◆ Aim of the exercise ◆
Search the records for the string "Microsoft" and copy every line in which it appears.

◆ Dataset records ◆
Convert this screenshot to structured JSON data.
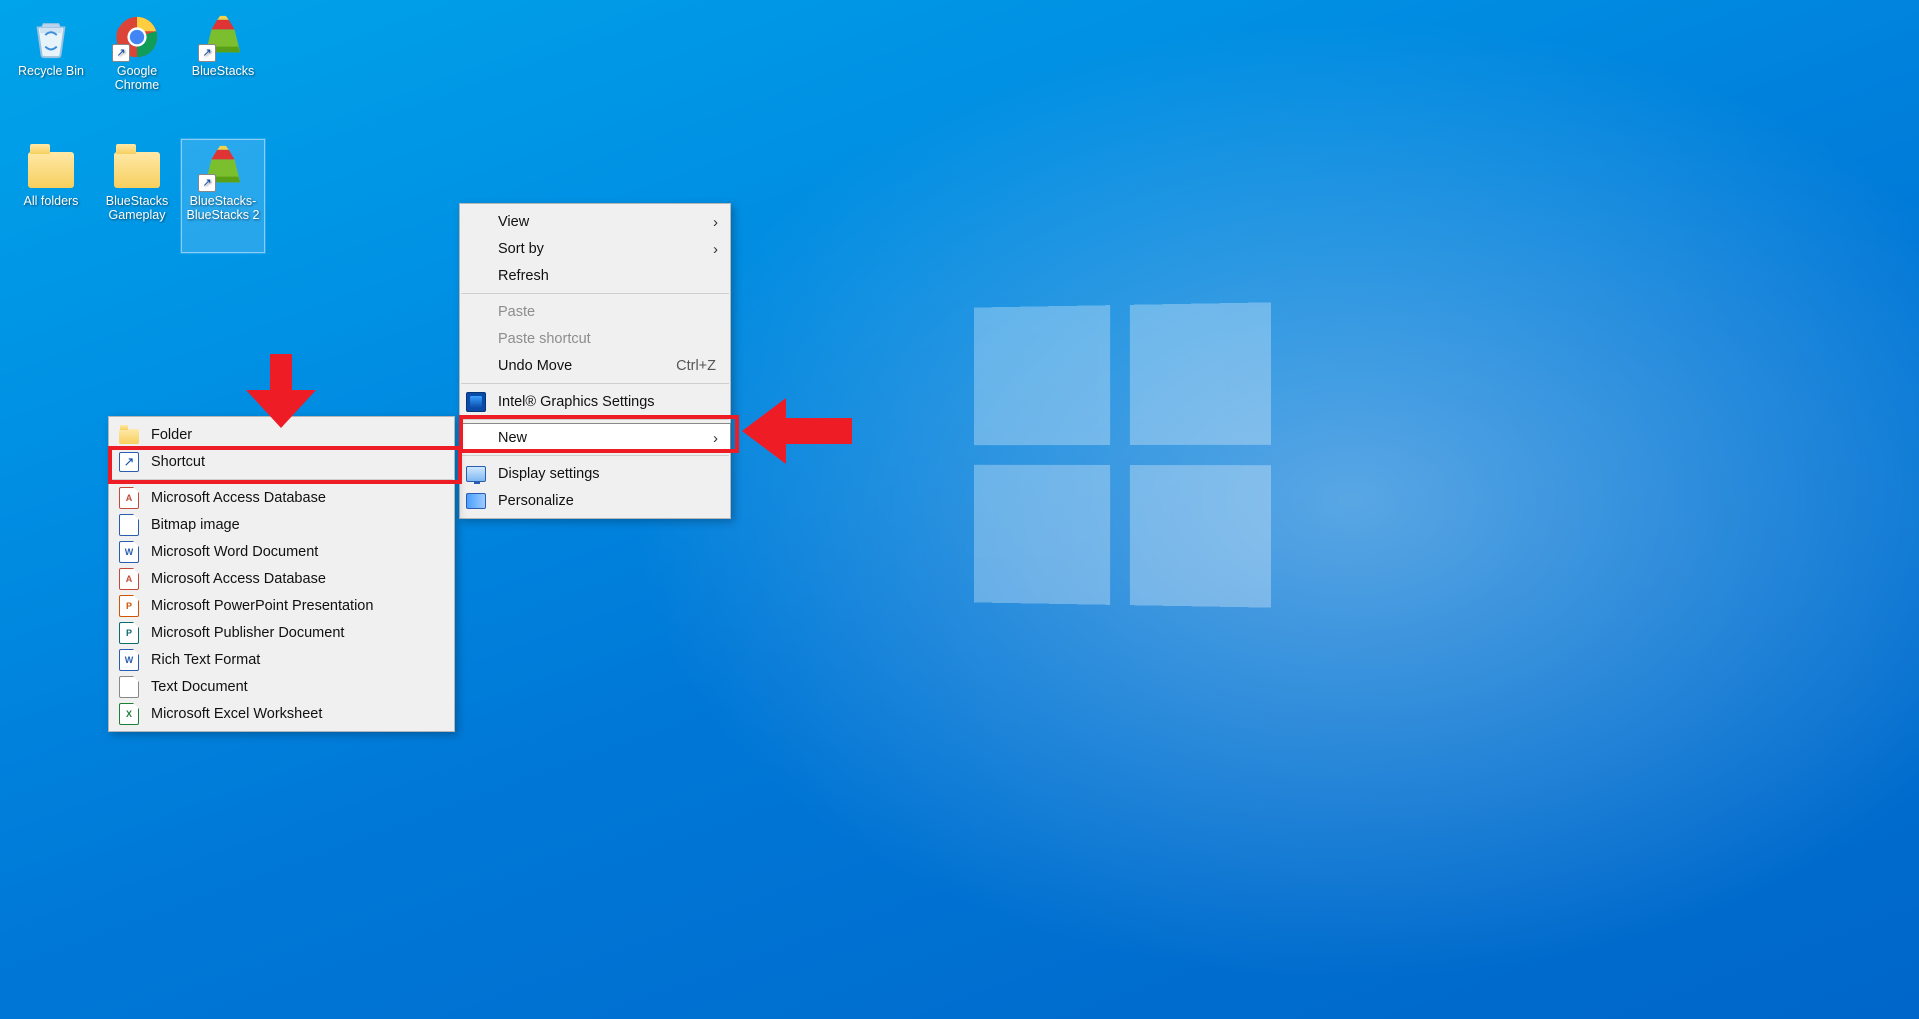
{
  "desktop": {
    "icons_row1": [
      {
        "name": "recycle-bin",
        "label": "Recycle Bin"
      },
      {
        "name": "google-chrome",
        "label": "Google Chrome"
      },
      {
        "name": "bluestacks",
        "label": "BlueStacks"
      }
    ],
    "icons_row2": [
      {
        "name": "all-folders",
        "label": "All folders"
      },
      {
        "name": "bluestacks-gameplay",
        "label": "BlueStacks Gameplay"
      },
      {
        "name": "bluestacks-bluestacks-2",
        "label": "BlueStacks-BlueStacks 2"
      }
    ]
  },
  "context_menu": {
    "view": "View",
    "sort_by": "Sort by",
    "refresh": "Refresh",
    "paste": "Paste",
    "paste_shortcut": "Paste shortcut",
    "undo_move": "Undo Move",
    "undo_shortcut": "Ctrl+Z",
    "intel": "Intel® Graphics Settings",
    "new": "New",
    "display_settings": "Display settings",
    "personalize": "Personalize"
  },
  "new_submenu": {
    "folder": "Folder",
    "shortcut": "Shortcut",
    "items": [
      {
        "type": "red",
        "code": "A",
        "label": "Microsoft Access Database"
      },
      {
        "type": "blue",
        "code": "",
        "label": "Bitmap image"
      },
      {
        "type": "blue",
        "code": "W",
        "label": "Microsoft Word Document"
      },
      {
        "type": "red",
        "code": "A",
        "label": "Microsoft Access Database"
      },
      {
        "type": "orange",
        "code": "P",
        "label": "Microsoft PowerPoint Presentation"
      },
      {
        "type": "teal",
        "code": "P",
        "label": "Microsoft Publisher Document"
      },
      {
        "type": "blue",
        "code": "W",
        "label": "Rich Text Format"
      },
      {
        "type": "gray",
        "code": "",
        "label": "Text Document"
      },
      {
        "type": "green",
        "code": "X",
        "label": "Microsoft Excel Worksheet"
      }
    ]
  },
  "annotation": {
    "arrow_color": "#ee1c25"
  }
}
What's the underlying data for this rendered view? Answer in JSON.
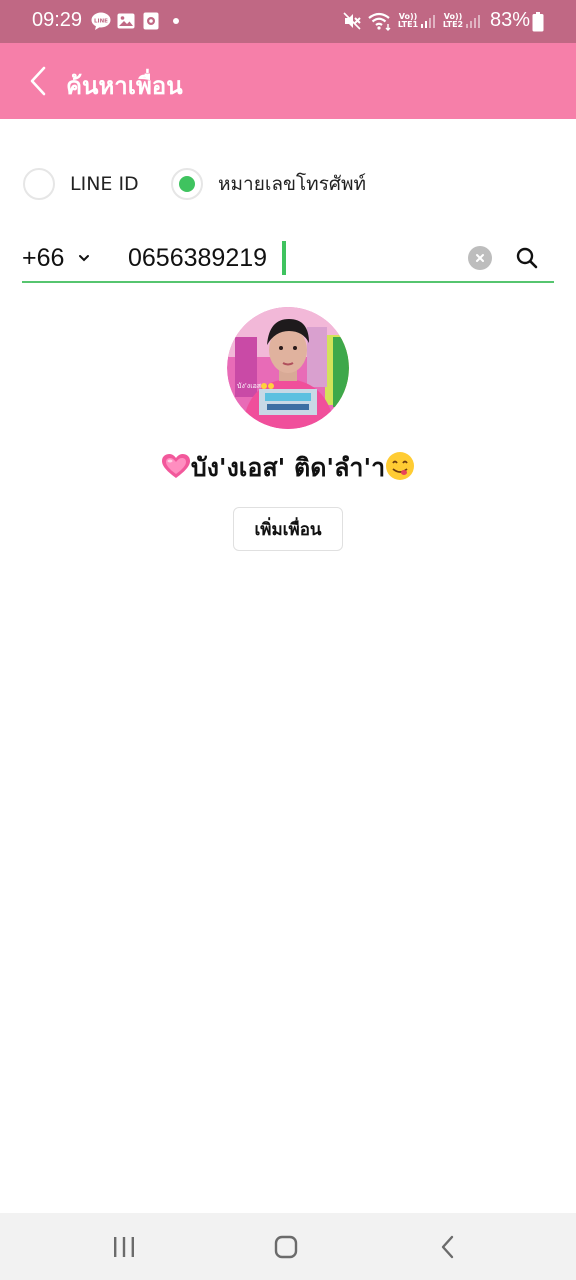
{
  "status_bar": {
    "time": "09:29",
    "battery": "83%",
    "sim1_label_top": "Vo))",
    "sim1_label_bottom": "LTE1",
    "sim2_label_top": "Vo))",
    "sim2_label_bottom": "LTE2",
    "icons": [
      "line-icon",
      "gallery-icon",
      "screen-recorder-icon",
      "dot-icon",
      "mute-icon",
      "wifi-icon",
      "signal-icon",
      "battery-icon"
    ]
  },
  "header": {
    "title": "ค้นหาเพื่อน",
    "background": "#f67fa9"
  },
  "search_type": {
    "options": [
      {
        "label": "LINE ID",
        "selected": false
      },
      {
        "label": "หมายเลขโทรศัพท์",
        "selected": true
      }
    ],
    "accent": "#3fc35f"
  },
  "phone_search": {
    "country_code": "+66",
    "value": "0656389219"
  },
  "result": {
    "name": "บัง'งเอส' ติด'ลำ'า",
    "add_button": "เพิ่มเพื่อน",
    "avatar_caption": "บัง'งเอส"
  },
  "nav_bar": {
    "buttons": [
      "recent-apps",
      "home",
      "back"
    ]
  }
}
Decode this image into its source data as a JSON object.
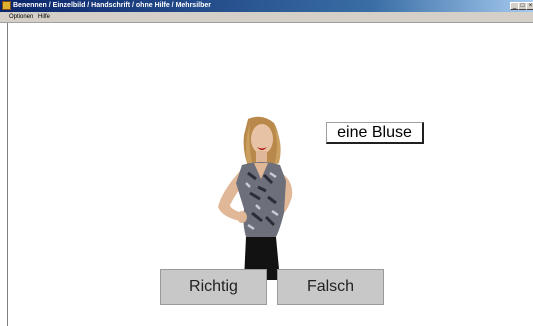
{
  "window": {
    "title": "Benennen / Einzelbild / Handschrift / ohne Hilfe / Mehrsilber",
    "controls": {
      "minimize": "_",
      "maximize": "□",
      "close": "×"
    }
  },
  "menu": {
    "items": [
      "Optionen",
      "Hilfe"
    ]
  },
  "exercise": {
    "word": "eine Bluse",
    "image": "woman-in-blouse-photo"
  },
  "buttons": {
    "correct": "Richtig",
    "wrong": "Falsch"
  },
  "colors": {
    "titlebar": "#0a246a",
    "button_bg": "#c8c8c8"
  }
}
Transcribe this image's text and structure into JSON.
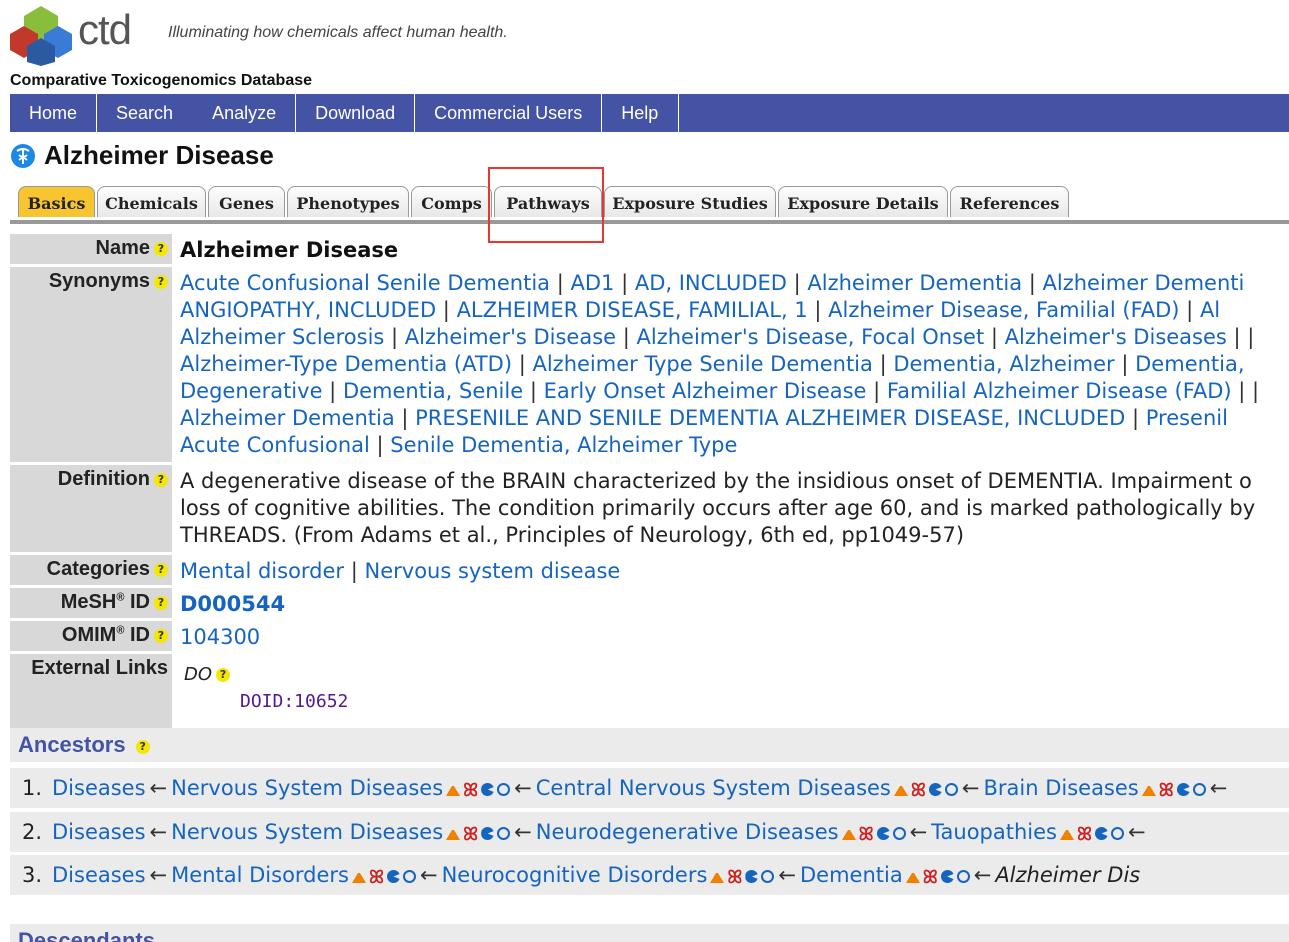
{
  "header": {
    "logo_text": "ctd",
    "tagline": "Illuminating how chemicals affect human health.",
    "db_name": "Comparative Toxicogenomics Database"
  },
  "nav": [
    "Home",
    "Search",
    "Analyze",
    "Download",
    "Commercial Users",
    "Help"
  ],
  "page_title": "Alzheimer Disease",
  "tabs": [
    "Basics",
    "Chemicals",
    "Genes",
    "Phenotypes",
    "Comps",
    "Pathways",
    "Exposure Studies",
    "Exposure Details",
    "References"
  ],
  "active_tab": "Basics",
  "labels": {
    "name": "Name",
    "synonyms": "Synonyms",
    "definition": "Definition",
    "categories": "Categories",
    "mesh": "MeSH",
    "omim": "OMIM",
    "id": "ID",
    "reg": "®",
    "external": "External Links",
    "help": "?"
  },
  "name": "Alzheimer Disease",
  "synonym_lines": [
    [
      "Acute Confusional Senile Dementia",
      "AD1",
      "AD, INCLUDED",
      "Alzheimer Dementia",
      "Alzheimer Dementi"
    ],
    [
      "ANGIOPATHY, INCLUDED",
      "ALZHEIMER DISEASE, FAMILIAL, 1",
      "Alzheimer Disease, Familial (FAD)",
      "Al"
    ],
    [
      "Alzheimer Sclerosis",
      "Alzheimer's Disease",
      "Alzheimer's Disease, Focal Onset",
      "Alzheimer's Diseases",
      ""
    ],
    [
      "Alzheimer-Type Dementia (ATD)",
      "Alzheimer Type Senile Dementia",
      "Dementia, Alzheimer",
      "Dementia,"
    ],
    [
      "Degenerative",
      "Dementia, Senile",
      "Early Onset Alzheimer Disease",
      "Familial Alzheimer Disease (FAD)",
      ""
    ],
    [
      "Alzheimer Dementia",
      "PRESENILE AND SENILE DEMENTIA ALZHEIMER DISEASE, INCLUDED",
      "Presenil"
    ],
    [
      "Acute Confusional",
      "Senile Dementia, Alzheimer Type"
    ]
  ],
  "definition_lines": [
    "A degenerative disease of the BRAIN characterized by the insidious onset of DEMENTIA. Impairment o",
    "loss of cognitive abilities. The condition primarily occurs after age 60, and is marked pathologically by",
    "THREADS. (From Adams et al., Principles of Neurology, 6th ed, pp1049-57)"
  ],
  "categories": [
    "Mental disorder",
    "Nervous system disease"
  ],
  "mesh_id": "D000544",
  "omim_id": "104300",
  "external": {
    "source": "DO",
    "doid": "DOID:10652"
  },
  "ancestors": {
    "title": "Ancestors",
    "rows": [
      {
        "num": "1.",
        "path": [
          "Diseases",
          "Nervous System Diseases",
          "Central Nervous System Diseases",
          "Brain Diseases"
        ],
        "end": ""
      },
      {
        "num": "2.",
        "path": [
          "Diseases",
          "Nervous System Diseases",
          "Neurodegenerative Diseases",
          "Tauopathies"
        ],
        "end": ""
      },
      {
        "num": "3.",
        "path": [
          "Diseases",
          "Mental Disorders",
          "Neurocognitive Disorders",
          "Dementia"
        ],
        "end": "Alzheimer Dis"
      }
    ]
  },
  "descendants_title": "Descendants",
  "glyphs": {
    "arrow": "←",
    "sep": "|",
    "dna": "ꕤ"
  },
  "colors": {
    "nav": "#4453a4",
    "link": "#1565c0",
    "active_tab": "#f7c52f",
    "highlight": "#e33333"
  }
}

◆ Result ◆
        "label": "Microsoft Access Database"
        "label": "Microsoft Word Document"
        "label": "Microsoft Access Database"
        "label": "Microsoft PowerPoint Presentation"
        "label": "Microsoft Publisher Document"
        "label": "Microsoft Excel Worksheet"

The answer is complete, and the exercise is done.